I'm actually quite excited about the chance to sell Mary Kay. I've used the product for over six months and love it. The friend who sold to me and then recruited me to sell is doing well and enjoying the work. Now is an ideal time for me to learn the ropes of a very flexible job that I can do while in graduate school.
So why do I find myself, rather than announcing the decision proudly, apologizing for it and justifying it?
A lot has to do with preconceptions both about myself and about Mary Kay. When my friend first invited me to her grand-opening event, I got a mental image of middle-aged ladies all in pink smelling of lavendar soap. Once firsthand experience changed my mind, I met with the disparaging opinions of others of my friends. One in particular (forgive me for using you as an example; I'm not angry) said that no one makes money from Mark Kay until recruiting other poor suckers to sell, as if it were a pyramid scheme. (It isn't.)
The preconceptions I think others have about myself make me more reluctant to mention my new business. First, I'm a self-proclaimed geek. I'm not known for fashion or glamour sense. I fear those who know me will wonder how I think I can make money "selling lipstick," as I've heard people describe Mary Kay consulting work. This attitude I sense in others often plays into a mini identify crisis I've been having regarding my growing interest in looking nice. I grew up identifying as a geek, and I continue to do so. I maintain that geekiness is a matter of having counterculture or outside-the-mainstream interests, such as science fiction or role-playing games, not a matter of dress or appearance.
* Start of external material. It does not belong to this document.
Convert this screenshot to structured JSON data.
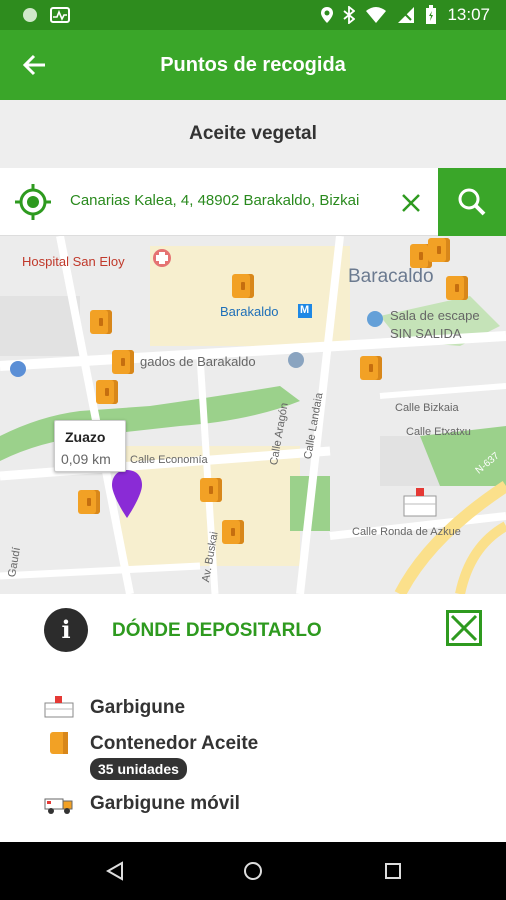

Still, most people associate geekiness with being unfashionable, whether through apathy or conscious choice. Because of my court-reporting job, I've had to assume a nice "corporate chic" wardrobe. Then I lost a significant amount of weight and enjoyed wearing clothes that flatter my thinner shape. Then I started using Mary Kay to take better care of my skin, and then I started using their makeup. Now I'm afraid I look and dress more like those who made fun of geeks during my grade-school days. I feel a bit like a traitor. And I fear some may see the Mary Kay pin as the final flourish removing me from geekdom.
Secondly, I think no one considers me to have business sense. I'm afraid to mention that I've invested money in Mary Kay inventory, because I anticipate my friends will think I've wasted it. No one considers my savings hoarded for graduate school as wasted. Why shouldn't I invest some in a money-making venture that can support me in graduate school? I find myself jumping to my own defense and informing others that anytime within a year of beginning work as a Mary Kay consultant, if I want out, I can return any unsold product for ninety percent of what I paid. If I sell less than ten percent of my investment, I'll be guaranteed to break even.
And here I go justifying once again.
All that said, I'm still excited about this opportunity. I'm going to have fun and make money. Let me know if you'd like a free facial, or if you'd like to earn free product by hosting a skin-care class.